(21.4)
−5.4
(22.3)
−1.8
(28.8)
2.0
(35.6)
6.4
(43.5)
9.9
(49.8)
11.5
(52.7)
11.0
(51.8)
7.8
(46)
3.4
(38.1)
−0.2
(31.6)
−3.4
(25.9)
2.9
(37.2)
Average precipitation mm (inches) 60
(2.36)
46
(1.81)
51
(2.01)
49
(1.93)
76
(2.99)
83
(3.27)
92
(3.62)
85
(3.35)
64
(2.52)
51
(2.01)
50
(1.97)
66
(2.6)
776
(30.55)
Source: Climate-Data.ORG [1]

International relations[edit]

Twin towns – Sister cities[edit]

Sušice is a member of the Douzelage, a unique town twinning association of 24 towns across the European Union. This active town twinning began in 1991, and there are now regular events resulting from this membership, such as festivals, or a produce market presenting goods from the countries of the sister cities.[4][5] Discussions regarding membership are also being conducted with three further towns (Agros in Cyprus, Škofja Loka in Slovenia, and Tryavna in Bulgaria).

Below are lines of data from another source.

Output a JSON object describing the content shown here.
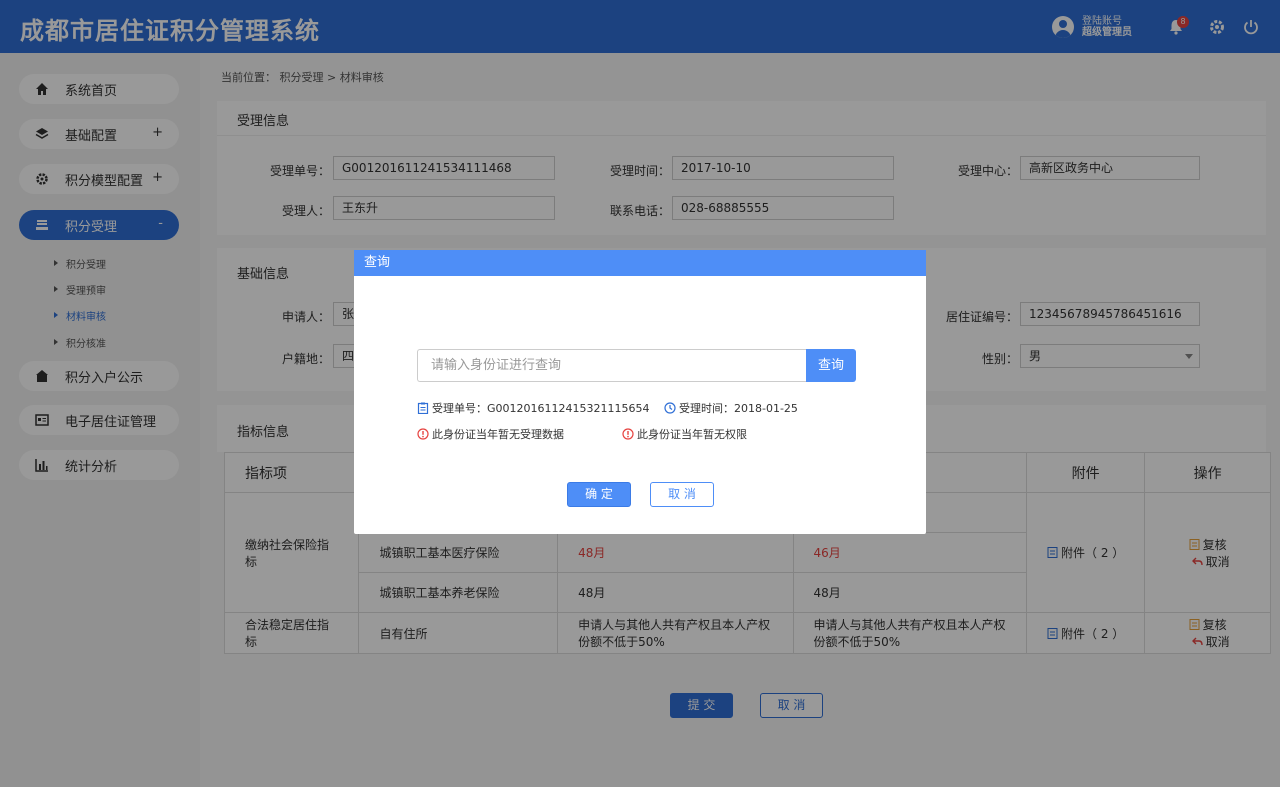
{
  "app": {
    "title": "成都市居住证积分管理系统",
    "user_line1": "登陆账号",
    "user_line2": "超级管理员",
    "notification_count": "8",
    "brand_color": "#2f6fd6"
  },
  "sidebar": {
    "items": [
      {
        "label": "系统首页",
        "icon": "home-icon"
      },
      {
        "label": "基础配置",
        "icon": "layers-icon",
        "toggle": "+"
      },
      {
        "label": "积分模型配置",
        "icon": "gear-icon",
        "toggle": "+"
      },
      {
        "label": "积分受理",
        "icon": "inbox-icon",
        "toggle": "-"
      },
      {
        "label": "积分入户公示",
        "icon": "house-icon"
      },
      {
        "label": "电子居住证管理",
        "icon": "idcard-icon"
      },
      {
        "label": "统计分析",
        "icon": "chart-icon"
      }
    ],
    "sub_items": [
      "积分受理",
      "受理预审",
      "材料审核",
      "积分核准"
    ]
  },
  "breadcrumb": "当前位置： 积分受理 > 材料审核",
  "accept_info": {
    "title": "受理信息",
    "no_label": "受理单号：",
    "no_value": "G001201611241534111468",
    "time_label": "受理时间：",
    "time_value": "2017-10-10",
    "center_label": "受理中心：",
    "center_value": "高新区政务中心",
    "person_label": "受理人：",
    "person_value": "王东升",
    "phone_label": "联系电话：",
    "phone_value": "028-68885555"
  },
  "basic_info": {
    "title": "基础信息",
    "applicant_label": "申请人：",
    "applicant_value": "张",
    "permit_label": "居住证编号：",
    "permit_value": "12345678945786451616",
    "huji_label": "户籍地：",
    "huji_value": "四",
    "gender_label": "性别：",
    "gender_value": "男"
  },
  "indicator": {
    "title": "指标信息",
    "headers": [
      "指标项",
      "附件",
      "操作"
    ],
    "rows": [
      {
        "item": "缴纳社会保险指标",
        "sub": "城镇职工基本医疗保险",
        "v1": "48月",
        "v2": "46月"
      },
      {
        "sub": "城镇职工基本养老保险",
        "v1": "48月",
        "v2": "48月"
      },
      {
        "item": "合法稳定居住指标",
        "sub": "自有住所",
        "v1": "申请人与其他人共有产权且本人产权份额不低于50%",
        "v2": "申请人与其他人共有产权且本人产权份额不低于50%"
      }
    ],
    "attach_label": "附件（ 2 ）",
    "review_label": "复核",
    "cancel_label": "取消"
  },
  "footer": {
    "submit": "提 交",
    "cancel": "取 消"
  },
  "modal": {
    "title": "查询",
    "search_placeholder": "请输入身份证进行查询",
    "search_button": "查询",
    "order_no": "受理单号：G0012016112415321115654",
    "accept_time": "受理时间：2018-01-25",
    "warn1": "此身份证当年暂无受理数据",
    "warn2": "此身份证当年暂无权限",
    "ok": "确 定",
    "cancel": "取 消"
  }
}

Spain Altea, Spain – 1991
Germany Bad Kötzting, Germany – 1991
Italy Bellagio, Italy – 1991
Republic of Ireland Bundoran, Ireland – 1991
France Granville, France – 1991
Denmark Holstebro, Denmark – 1991
Belgium Houffalize, Belgium – 1991
Netherlands Meerssen, the Netherlands – 1991
Luxembourg Niederanven, Luxembourg – 1991
Greece Preveza, Greece – 1991
Portugal Sesimbra, Portugal – 1991
United Kingdom Sherborne, United Kingdom – 1991
Finland Karkkila, Finland – 1997
Sweden Oxelösund, Sweden – 1998
Austria Judenburg, Austria – 1999
Poland Chojna, Poland – 2004
Hungary Kőszeg, Hungary – 2004
Latvia Sigulda, Latvia – 2004
Estonia Türi, Estonia – 2004
Slovakia Zvolen, Slovakia – 2007
Lithuania Prienai, Lithuania – 2008
Malta Marsaskala, Malta – 2009
Romania Siret, Romania – 2010

People[edit]

Photogallery[edit]

Resources[edit]

  • The History of the Jews in the Royal Town of Sušice [2]
  • Czech Statistical Office (2005). "Vybrané údaje podle správních obvodů obcí s rozšířenou působností a správních obvodů obcí s pověřeným obecním úřadem k 31. 12. 2005". Retrieved 2005-03-08.
  • Cultural service (2005). "Sušický kulturní zpravodaj". Retrieved 2009-06-09.

References[edit]

  1. ^ Jewish Families from Sušice
  2. ^ The History of the Jews in Royal Town of Sušice. Page 9
  3. ^ Die postalischen Abstempelungen auf den österreichischen Postwertzeichen-Ausgaben 1867, 1883 und 1890, Wilhelm KLEIN, 1967
  4. ^ "Douzelage.org: Home". www.douzelage.org. Archived from the original on 2010-02-17. Retrieved 2009-10-21.
  5. ^ "Douzelage.org: Member Towns". www.douzelage.org. Archived from the original on 2009-04-06. Retrieved 2009-10-21.
  6. ^ de:Jan Scheinost
  7. ^ de:Daniella Rush
  8. ^ de:Břetislav Pojar
  9. ^ de:Marie Fikáčková